Dr Shukla said that with the education and training that the graduates received from the university, they can now be part of a solution to some of the health problems affecting the world today.

Dr Abubakar Senghore, Minister of Higher Education Research Science and Technology, told the new graduates that their graduation was just the beginning of a notable profession while urging them to remember the adage, “to whom much is given much is expected”.

“Medical professionalism signifies a set of values, behaviours, and relationships that underpin the trust the public has in you,” he said, adding that medicine is a vocation in which nurses’ knowledge, clinical skills, and judgment are put in the service of protecting and restoring human wellbeing.

Dr Senghore said these values, which underpin the science and practice of medicine, form the basis for a moral contract between the medical profession and society. 

He said one of the priorities of The Gambia government is to produce a critical mass of homegrown doctors, nurses and other professionals to reduce the dependency on foreign expertise.

The minister urged the graduates to stay flexible and be prepared to have their hearts broken as they work to learn the clinical side of medicine.

“Your professional and caring attitude towards patients is one critical factor in managing patients of various complications,” he said.  “Go forward, not with an artificial glow about all that you have achieved, but with the stark reality of what lies ahead.”

Dr Omar Sey, Minister of Health and Social Welfare, told the fresh medical professionals that they now have a mandate to fulfill their obligation to serve the people of The Gambia with professionalism and compassion.

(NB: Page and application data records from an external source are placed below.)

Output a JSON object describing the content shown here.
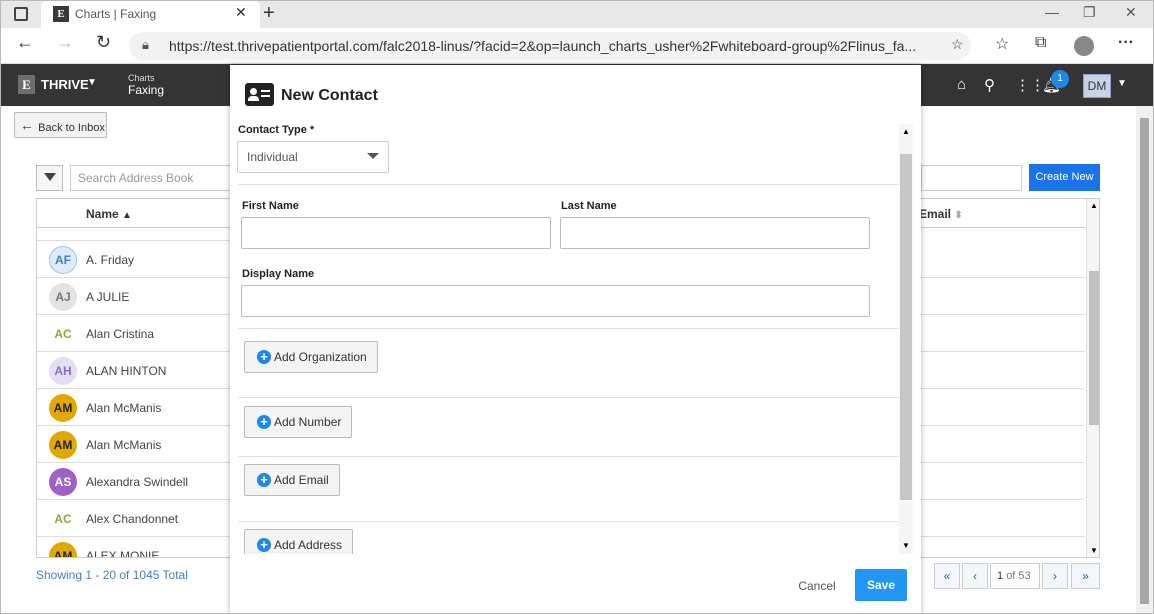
{
  "browser": {
    "tab_title": "Charts | Faxing",
    "url": "https://test.thrivepatientportal.com/falc2018-linus/?facid=2&op=launch_charts_usher%2Fwhiteboard-group%2Flinus_fa..."
  },
  "app": {
    "brand": "THRIVE",
    "logo_letter": "E",
    "breadcrumb_parent": "Charts",
    "breadcrumb_current": "Faxing",
    "notification_count": "1",
    "user_initials": "DM"
  },
  "inbox": {
    "back_label": "Back to Inbox",
    "search_placeholder": "Search Address Book",
    "create_new_label": "Create New",
    "col_name": "Name",
    "col_email": "Email",
    "showing": "Showing 1 - 20 of 1045 Total",
    "page_current": "1",
    "page_of": "of 53",
    "rows": [
      {
        "initials": "AF",
        "name": "A. Friday",
        "bg": "#dcebf8",
        "fg": "#3f7fc1",
        "ring": true
      },
      {
        "initials": "AJ",
        "name": "A JULIE",
        "bg": "#e3e3e3",
        "fg": "#777"
      },
      {
        "initials": "AC",
        "name": "Alan Cristina",
        "bg": "transparent",
        "fg": "#8ca83a"
      },
      {
        "initials": "AH",
        "name": "ALAN HINTON",
        "bg": "#e4dff0",
        "fg": "#8a6bc1"
      },
      {
        "initials": "AM",
        "name": "Alan McManis",
        "bg": "#e0a800",
        "fg": "#222"
      },
      {
        "initials": "AM",
        "name": "Alan McManis",
        "bg": "#e0a800",
        "fg": "#222"
      },
      {
        "initials": "AS",
        "name": "Alexandra Swindell",
        "bg": "#9e62c6",
        "fg": "#fff"
      },
      {
        "initials": "AC",
        "name": "Alex Chandonnet",
        "bg": "transparent",
        "fg": "#8ca83a"
      },
      {
        "initials": "AM",
        "name": "ALEX MONIE",
        "bg": "#e0a800",
        "fg": "#222"
      }
    ]
  },
  "modal": {
    "title": "New Contact",
    "contact_type_label": "Contact Type *",
    "contact_type_value": "Individual",
    "first_name_label": "First Name",
    "last_name_label": "Last Name",
    "display_name_label": "Display Name",
    "add_organization": "Add Organization",
    "add_number": "Add Number",
    "add_email": "Add Email",
    "add_address": "Add Address",
    "cancel": "Cancel",
    "save": "Save"
  }
}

“I am positive that the efforts of the graduates shall help in meeting and achieving adequate progress in fulfilling the goals of the Ministry of Health and the government,” he said.